Examples of drugs that can interact with Keflex include probenecid and birth control pills.
Other health conditions of concern
Keflex may not be a good choice if you have certain health conditions. Be sure to discuss your health history with your doctor before they prescribe Keflex or any other drug to treat your UTI.
Examples of conditions that could cause problems with Keflex include kidney disease and allergies to penicillin or other cephalosporins.
Pregnancy and breastfeeding
Keflex is typically considered safe during pregnancy. It hasn’t been shown to cause birth defects or other problems for pregnant women and their babies.
Keflex can pass to a child through breast milk. If you breastfeed your child, talk with your doctor about whether you should stop breastfeeding or if you should take a different drug for your UTI.
Urinary tract infections (UTIs) are typically caused by bacteria. These infections can occur anywhere in your urinary tract, including your kidneys, bladder, or urethra. (Your urethra is the tube that carries urine from your bladder out of your body.)
The bacteria that cause a UTI can come from your skin or your rectum. These germs travel into your body through your urethra. If they move into your bladder, the infection is called bacterial cystitis.
In some cases, the bacteria move from the bladder into the kidneys. This causes a much more serious condition called pyelonephritis, which is inflammation of the kidneys and surrounding tissue.
Women are more likely than men to get UTIs. This is because a woman’s urethra is shorter than a man’s, which makes it easier for bacteria to reach the bladder.
The more common symptoms of a UTI can include:
- pain or burning during urination
- frequent urination
- feeling an urge to urinate even if your bladder is empty
- cloudy or bloody urine
- pressure or cramping in your lower abdomen
Symptoms of pyelonephritis include:
- frequent, painful urination
- pain in your lower back or side
- a fever greater than 101°F (38.3°C)
- nausea or vomiting
- delirium (severe confusion)
If you notice any symptoms of a UTI, call your doctor. Call them right away if you have symptoms of pyelonephritis.
Your doctor will likely order a urine test to confirm that you have a UTI before treating you. This is because UTI symptoms can be similar to symptoms caused by other problems. If the test results show that you have a UTI, your doctor will likely prescribe an antibiotic such as Keflex.

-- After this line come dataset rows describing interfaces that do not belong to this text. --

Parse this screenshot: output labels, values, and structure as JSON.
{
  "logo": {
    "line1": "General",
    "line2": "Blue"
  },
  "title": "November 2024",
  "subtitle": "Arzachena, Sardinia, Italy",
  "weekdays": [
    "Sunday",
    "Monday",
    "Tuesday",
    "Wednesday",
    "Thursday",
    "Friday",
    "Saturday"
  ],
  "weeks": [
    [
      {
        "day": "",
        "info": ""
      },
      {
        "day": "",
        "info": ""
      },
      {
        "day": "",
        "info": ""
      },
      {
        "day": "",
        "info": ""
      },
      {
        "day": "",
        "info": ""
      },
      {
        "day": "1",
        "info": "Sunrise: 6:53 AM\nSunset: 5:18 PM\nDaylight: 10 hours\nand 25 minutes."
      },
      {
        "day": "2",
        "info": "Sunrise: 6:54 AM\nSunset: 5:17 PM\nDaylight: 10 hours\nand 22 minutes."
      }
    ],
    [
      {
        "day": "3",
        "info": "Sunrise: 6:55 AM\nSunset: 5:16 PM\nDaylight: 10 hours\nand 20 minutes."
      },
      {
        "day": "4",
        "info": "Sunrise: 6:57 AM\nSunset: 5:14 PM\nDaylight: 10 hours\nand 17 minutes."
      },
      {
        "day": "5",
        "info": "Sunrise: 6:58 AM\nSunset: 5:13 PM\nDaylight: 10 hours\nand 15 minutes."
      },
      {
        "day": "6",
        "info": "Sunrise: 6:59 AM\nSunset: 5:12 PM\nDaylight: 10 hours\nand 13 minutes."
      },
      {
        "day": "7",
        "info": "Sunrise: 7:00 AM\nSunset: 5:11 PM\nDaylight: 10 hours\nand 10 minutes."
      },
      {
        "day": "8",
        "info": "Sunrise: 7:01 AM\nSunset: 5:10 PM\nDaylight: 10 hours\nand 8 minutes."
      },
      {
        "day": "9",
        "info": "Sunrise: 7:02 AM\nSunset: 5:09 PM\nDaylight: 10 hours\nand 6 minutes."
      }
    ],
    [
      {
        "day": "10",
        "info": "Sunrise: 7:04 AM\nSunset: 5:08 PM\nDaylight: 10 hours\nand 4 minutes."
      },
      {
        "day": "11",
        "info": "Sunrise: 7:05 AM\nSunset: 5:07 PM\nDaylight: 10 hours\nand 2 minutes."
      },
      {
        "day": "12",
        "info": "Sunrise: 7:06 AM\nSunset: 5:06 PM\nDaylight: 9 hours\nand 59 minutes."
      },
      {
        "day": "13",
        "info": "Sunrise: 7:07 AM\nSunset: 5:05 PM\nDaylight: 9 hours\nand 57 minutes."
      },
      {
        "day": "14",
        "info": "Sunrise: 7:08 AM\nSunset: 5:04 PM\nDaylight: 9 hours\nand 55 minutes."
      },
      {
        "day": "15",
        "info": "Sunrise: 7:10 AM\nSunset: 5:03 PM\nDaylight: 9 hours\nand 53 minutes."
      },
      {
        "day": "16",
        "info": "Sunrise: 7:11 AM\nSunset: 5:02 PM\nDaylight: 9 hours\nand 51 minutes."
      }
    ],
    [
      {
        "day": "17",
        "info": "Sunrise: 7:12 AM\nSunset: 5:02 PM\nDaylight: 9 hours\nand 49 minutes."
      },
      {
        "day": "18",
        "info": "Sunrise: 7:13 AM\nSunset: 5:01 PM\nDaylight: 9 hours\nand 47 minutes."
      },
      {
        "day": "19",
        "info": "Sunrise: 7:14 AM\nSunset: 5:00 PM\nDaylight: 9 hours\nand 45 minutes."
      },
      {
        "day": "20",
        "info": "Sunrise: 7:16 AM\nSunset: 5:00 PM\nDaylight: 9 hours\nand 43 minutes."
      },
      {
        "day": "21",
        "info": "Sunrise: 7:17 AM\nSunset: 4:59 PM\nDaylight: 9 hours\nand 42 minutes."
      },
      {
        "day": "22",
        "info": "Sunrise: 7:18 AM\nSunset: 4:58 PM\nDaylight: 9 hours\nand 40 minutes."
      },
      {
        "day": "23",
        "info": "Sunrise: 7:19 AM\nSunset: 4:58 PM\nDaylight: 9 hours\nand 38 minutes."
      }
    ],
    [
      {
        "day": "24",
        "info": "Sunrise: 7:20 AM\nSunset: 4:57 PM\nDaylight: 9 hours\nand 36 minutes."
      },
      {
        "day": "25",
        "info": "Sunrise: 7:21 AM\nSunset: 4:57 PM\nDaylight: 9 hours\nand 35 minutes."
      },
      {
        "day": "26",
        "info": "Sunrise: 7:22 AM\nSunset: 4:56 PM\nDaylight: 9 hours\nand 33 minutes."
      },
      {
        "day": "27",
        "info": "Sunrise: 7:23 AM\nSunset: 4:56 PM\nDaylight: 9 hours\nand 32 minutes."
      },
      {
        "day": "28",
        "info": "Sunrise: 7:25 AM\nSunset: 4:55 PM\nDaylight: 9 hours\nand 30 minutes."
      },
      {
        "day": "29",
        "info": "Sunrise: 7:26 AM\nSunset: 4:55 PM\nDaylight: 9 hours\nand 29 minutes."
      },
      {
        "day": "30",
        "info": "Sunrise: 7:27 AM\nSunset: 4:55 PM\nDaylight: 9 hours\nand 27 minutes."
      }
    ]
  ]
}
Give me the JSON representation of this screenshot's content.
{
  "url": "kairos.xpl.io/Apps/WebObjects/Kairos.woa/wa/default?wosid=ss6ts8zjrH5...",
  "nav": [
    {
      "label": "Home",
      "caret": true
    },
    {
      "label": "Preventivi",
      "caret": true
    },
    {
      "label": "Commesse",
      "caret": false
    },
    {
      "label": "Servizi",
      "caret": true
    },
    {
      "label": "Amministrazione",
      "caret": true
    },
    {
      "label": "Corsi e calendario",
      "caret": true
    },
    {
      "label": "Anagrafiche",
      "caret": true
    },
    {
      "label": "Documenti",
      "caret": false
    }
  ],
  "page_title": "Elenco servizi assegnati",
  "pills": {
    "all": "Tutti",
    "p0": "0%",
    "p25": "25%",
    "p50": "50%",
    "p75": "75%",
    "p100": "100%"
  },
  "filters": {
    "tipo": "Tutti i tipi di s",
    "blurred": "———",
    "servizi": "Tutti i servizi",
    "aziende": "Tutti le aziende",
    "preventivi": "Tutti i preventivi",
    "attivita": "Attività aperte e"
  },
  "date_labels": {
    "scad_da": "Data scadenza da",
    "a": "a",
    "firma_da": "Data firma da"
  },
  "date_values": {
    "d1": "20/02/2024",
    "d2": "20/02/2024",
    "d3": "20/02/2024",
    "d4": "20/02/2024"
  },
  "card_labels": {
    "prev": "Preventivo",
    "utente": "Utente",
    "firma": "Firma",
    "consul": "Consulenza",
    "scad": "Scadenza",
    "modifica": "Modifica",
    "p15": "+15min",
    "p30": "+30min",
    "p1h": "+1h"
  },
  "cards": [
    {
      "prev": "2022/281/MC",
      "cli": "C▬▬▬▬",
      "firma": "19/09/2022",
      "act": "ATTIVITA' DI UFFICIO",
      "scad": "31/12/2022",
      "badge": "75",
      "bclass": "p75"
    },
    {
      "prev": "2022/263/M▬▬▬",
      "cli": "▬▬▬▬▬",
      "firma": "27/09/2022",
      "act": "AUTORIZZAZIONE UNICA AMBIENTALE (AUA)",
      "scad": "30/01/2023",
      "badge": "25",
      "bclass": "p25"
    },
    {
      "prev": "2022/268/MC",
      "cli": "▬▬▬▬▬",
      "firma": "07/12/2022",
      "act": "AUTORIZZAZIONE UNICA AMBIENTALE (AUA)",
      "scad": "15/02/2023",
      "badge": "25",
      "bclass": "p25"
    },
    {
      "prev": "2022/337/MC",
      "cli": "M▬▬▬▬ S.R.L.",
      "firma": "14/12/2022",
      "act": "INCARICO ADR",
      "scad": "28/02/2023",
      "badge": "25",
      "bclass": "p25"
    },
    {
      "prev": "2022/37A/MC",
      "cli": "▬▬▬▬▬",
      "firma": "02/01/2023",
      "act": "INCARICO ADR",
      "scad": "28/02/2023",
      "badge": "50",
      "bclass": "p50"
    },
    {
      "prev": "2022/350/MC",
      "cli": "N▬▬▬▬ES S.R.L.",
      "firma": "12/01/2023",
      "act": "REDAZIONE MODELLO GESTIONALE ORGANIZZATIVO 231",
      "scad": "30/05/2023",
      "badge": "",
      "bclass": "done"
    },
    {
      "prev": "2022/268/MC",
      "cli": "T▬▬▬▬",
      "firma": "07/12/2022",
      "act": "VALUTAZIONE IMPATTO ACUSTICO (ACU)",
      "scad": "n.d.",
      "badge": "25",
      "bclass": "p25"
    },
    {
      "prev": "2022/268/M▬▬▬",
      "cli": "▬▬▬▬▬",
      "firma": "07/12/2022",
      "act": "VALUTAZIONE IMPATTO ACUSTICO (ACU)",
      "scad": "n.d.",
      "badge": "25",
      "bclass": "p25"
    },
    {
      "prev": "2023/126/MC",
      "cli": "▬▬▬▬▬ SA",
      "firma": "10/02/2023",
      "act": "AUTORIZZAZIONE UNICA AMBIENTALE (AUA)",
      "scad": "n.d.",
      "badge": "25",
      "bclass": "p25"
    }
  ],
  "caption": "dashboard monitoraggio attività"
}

Keflex is one of several antibiotics that can be used to treat UTIs. Your doctor will choose the best one for you based on your health history, other drugs you’re taking, and other factors.
If your doctor prescribes Keflex, they can tell you more about this drug. Discuss this article with your doctor and ask any questions you may have. The more you know about your treatment options, the more comfortable you’ll likely feel with your care.
Your doctor may also prescribe other medications for treatment that are not antibiotic based.